This legendary train book by celebrated author, Virginia Lee Burton, is a fun story about a steam engine named “Choo-Choo” who isn’t content and wants to show off.  The engine is tired of pulling heavy coaches and wants to run by herself so everyone can see how shiny and fast she is. The story then continues to describe Choo-Choo’s adventure as she runs away. The book is beautfully illustrated and makes for a fun read for any train fan with it’s captivating and imaginative story line.

Purchase Choo-Choo Online!

Bookmark and Share

Ah…another incredible children’s book about trains. They seem to just keep on coming, which is fine with me. This one again dates back to the 1950’s. I remember it well.

Bookmark and Share

This is the wonderful story of how the engineer’s cap came into existence. Mr. Puffer Bill tried many different types of hats that were supposed to keep his head and ears warm, but none worked until he stitched up his own creation that became commonplace engineer attire all over the world. This story is very well-illustrated and the pictures bring back memories from my childhood. Golden Books has always done such a fine job with trains. I wonder if they need any help?

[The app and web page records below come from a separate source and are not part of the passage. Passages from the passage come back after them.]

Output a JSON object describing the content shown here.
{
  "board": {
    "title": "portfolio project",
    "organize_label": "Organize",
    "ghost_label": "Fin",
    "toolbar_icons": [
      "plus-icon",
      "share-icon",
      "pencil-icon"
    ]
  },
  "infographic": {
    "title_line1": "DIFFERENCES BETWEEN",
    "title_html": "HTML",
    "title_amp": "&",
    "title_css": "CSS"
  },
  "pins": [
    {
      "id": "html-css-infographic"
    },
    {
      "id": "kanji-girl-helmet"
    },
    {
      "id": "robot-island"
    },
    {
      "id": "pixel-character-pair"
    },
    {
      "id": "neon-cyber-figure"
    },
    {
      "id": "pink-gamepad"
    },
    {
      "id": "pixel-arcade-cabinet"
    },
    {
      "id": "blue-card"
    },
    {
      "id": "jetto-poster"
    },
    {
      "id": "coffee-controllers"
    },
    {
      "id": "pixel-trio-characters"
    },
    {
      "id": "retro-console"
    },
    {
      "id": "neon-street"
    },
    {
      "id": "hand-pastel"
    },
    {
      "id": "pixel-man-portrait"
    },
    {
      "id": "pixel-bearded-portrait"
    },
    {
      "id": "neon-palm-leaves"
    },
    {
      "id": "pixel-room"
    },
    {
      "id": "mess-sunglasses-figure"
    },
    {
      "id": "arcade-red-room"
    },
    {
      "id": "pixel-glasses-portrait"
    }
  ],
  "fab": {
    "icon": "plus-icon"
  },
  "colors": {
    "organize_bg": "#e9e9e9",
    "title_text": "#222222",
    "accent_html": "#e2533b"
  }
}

This is another one of those train books that I grew up with. It’s a great story about a little freight train that was unappreciated by the big excursion trains. It went along it’s merry way collecting freight cars and delivering goods until one day the big, bad excursion train had broken down. All the passengers climbed on board the little freight train who brought them all home safely to the station. The little freight train had saved the day.

 

The illustrations in this book are awesome. It displays the freight train going from stop to stop to pick up tank cars, box cars, flat cars and more. My favorite is the camp site that it travels through. This train book dates back to the 1950’s.

Bookmark and Share